Our focus should not be on assimilating into the West, but rather organizing our communities, educating ourselves, and standing with the exploited peoples of Asia and the Pacific, whose lifeways and survival have and continue to be under threat by U.S. militarization.
With the increased violence against Asian Americans and the rising tensions with China, it is without a doubt that our focus should not be on assimilating into the West, but organizing our communities, educating ourselves, and standing with the exploited peoples of Asia and the Pacific, whose lifeways and survival have and continue to be under threat by U.S. militarization. For too long, the focus of the Asian American community has been solely on gaining representation within Western media and politics, but any gains in Western society have only fueled U.S. imperialism in the Asia-Pacific. To create a world where the people of the Asia-Pacific do not suffer under U.S. imperialism, where they are free to reclaim control over their futures, we must turn our focus from increasing our representation in the Western sphere to educating ourselves and working to dismantle the influence of U.S. hegemonism and imperialism.

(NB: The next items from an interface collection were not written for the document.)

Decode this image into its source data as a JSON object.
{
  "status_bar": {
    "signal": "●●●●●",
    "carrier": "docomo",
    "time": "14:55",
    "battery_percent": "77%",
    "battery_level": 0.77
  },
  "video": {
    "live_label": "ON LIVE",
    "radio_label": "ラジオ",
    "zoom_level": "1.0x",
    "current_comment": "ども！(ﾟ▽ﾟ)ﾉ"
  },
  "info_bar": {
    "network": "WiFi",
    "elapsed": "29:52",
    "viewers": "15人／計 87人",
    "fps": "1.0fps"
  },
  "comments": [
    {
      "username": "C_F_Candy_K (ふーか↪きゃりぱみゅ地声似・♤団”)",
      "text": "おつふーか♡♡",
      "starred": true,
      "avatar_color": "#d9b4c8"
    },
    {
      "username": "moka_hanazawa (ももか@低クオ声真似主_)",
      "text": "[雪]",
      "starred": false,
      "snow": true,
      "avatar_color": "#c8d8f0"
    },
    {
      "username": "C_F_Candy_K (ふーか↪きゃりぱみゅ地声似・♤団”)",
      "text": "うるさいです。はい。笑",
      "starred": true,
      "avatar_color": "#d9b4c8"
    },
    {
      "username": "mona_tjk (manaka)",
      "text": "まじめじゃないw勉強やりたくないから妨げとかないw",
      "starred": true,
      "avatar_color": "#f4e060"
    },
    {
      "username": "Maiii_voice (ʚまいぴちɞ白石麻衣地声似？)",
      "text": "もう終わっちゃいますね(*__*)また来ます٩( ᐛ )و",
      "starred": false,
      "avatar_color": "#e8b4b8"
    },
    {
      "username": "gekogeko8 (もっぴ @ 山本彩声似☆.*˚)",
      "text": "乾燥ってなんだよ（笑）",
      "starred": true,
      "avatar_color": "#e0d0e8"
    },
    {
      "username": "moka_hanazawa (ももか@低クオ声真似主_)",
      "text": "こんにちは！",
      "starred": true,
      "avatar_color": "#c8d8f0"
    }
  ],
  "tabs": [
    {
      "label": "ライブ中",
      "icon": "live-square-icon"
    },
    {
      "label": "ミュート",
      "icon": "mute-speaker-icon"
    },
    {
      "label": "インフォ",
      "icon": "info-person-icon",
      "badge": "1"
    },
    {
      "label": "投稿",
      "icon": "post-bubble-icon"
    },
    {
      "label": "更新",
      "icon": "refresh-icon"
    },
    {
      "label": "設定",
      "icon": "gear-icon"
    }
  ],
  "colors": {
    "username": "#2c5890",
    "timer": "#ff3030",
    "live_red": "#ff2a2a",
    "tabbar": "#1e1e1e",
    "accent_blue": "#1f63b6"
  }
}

A designer and researcher, Xin finds joy reading about the history of communism and eco-socialism in her free time. She is also an avid fan of vintage films and hiking.